Segment Start: GIVEN DATA

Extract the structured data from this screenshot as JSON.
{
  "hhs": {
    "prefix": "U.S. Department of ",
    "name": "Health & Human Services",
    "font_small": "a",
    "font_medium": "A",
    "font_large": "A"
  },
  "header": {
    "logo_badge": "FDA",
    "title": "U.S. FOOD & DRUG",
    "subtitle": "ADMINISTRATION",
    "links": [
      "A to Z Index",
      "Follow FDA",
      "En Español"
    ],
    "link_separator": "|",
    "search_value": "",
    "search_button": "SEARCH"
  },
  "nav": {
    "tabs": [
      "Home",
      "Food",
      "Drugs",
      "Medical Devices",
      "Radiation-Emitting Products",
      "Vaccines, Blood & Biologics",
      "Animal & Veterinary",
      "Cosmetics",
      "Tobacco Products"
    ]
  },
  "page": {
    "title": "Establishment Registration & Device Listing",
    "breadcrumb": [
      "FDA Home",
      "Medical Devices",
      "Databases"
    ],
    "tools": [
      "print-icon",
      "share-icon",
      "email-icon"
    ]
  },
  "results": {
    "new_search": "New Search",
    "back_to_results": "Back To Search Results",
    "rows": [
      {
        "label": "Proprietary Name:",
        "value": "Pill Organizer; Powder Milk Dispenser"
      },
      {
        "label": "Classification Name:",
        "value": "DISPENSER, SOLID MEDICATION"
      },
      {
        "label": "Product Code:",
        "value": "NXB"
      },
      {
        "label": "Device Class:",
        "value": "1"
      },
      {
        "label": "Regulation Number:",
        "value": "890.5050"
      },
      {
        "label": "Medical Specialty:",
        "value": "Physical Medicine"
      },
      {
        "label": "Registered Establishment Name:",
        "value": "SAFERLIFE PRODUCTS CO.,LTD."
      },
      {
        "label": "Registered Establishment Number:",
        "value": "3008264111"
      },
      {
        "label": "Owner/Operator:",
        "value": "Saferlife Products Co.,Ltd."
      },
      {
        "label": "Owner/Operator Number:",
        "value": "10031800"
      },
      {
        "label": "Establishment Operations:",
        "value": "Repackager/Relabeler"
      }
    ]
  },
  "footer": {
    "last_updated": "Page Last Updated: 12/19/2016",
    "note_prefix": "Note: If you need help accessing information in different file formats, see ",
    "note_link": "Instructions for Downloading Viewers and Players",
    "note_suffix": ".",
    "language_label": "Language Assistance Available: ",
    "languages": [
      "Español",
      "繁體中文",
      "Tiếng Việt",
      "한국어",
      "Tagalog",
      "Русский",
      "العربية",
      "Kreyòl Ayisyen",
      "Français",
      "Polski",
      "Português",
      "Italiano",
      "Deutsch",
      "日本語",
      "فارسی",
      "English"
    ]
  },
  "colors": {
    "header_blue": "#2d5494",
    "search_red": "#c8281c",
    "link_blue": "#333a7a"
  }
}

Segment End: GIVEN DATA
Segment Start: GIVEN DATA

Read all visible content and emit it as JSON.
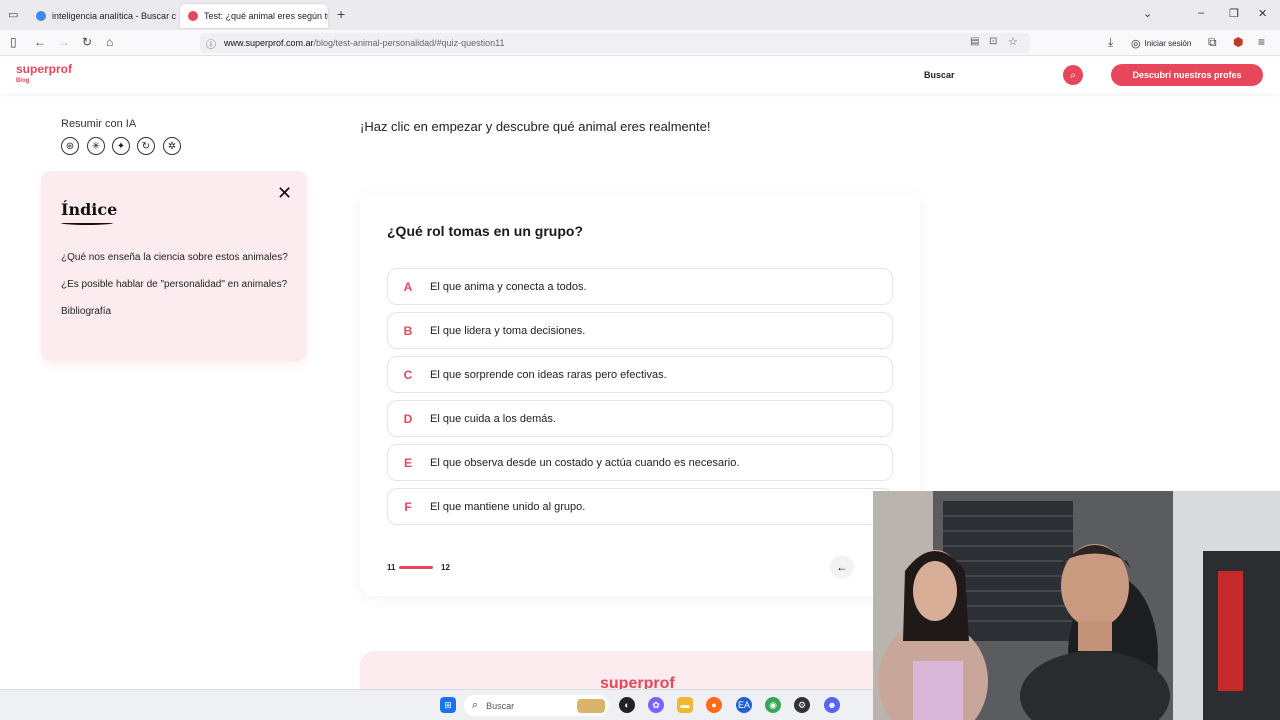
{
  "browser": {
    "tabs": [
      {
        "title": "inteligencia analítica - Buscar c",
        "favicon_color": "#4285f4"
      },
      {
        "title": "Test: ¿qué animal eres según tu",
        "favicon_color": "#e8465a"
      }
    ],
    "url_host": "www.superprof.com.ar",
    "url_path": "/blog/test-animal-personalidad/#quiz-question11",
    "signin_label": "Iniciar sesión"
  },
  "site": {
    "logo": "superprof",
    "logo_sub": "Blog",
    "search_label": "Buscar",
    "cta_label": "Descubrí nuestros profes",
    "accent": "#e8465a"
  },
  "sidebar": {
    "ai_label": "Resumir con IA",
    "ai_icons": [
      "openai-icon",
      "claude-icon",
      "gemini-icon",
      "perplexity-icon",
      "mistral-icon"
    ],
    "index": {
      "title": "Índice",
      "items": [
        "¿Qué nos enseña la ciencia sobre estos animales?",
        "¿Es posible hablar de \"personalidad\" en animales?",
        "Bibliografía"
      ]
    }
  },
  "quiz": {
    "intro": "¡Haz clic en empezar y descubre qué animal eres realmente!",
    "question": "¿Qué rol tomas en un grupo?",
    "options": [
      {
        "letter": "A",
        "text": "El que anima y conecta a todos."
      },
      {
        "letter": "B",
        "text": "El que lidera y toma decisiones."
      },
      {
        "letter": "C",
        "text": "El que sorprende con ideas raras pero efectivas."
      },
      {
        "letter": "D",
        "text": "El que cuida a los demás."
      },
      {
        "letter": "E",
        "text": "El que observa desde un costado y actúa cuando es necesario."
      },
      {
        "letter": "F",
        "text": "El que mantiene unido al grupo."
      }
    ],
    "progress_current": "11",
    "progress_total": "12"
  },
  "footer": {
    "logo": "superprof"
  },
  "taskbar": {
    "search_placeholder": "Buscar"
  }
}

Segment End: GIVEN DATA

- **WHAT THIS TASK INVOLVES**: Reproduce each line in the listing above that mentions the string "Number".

- **TASK ANSWER**:
        "label": "Regulation Number:",
        "label": "Registered Establishment Number:",
        "label": "Owner/Operator Number:",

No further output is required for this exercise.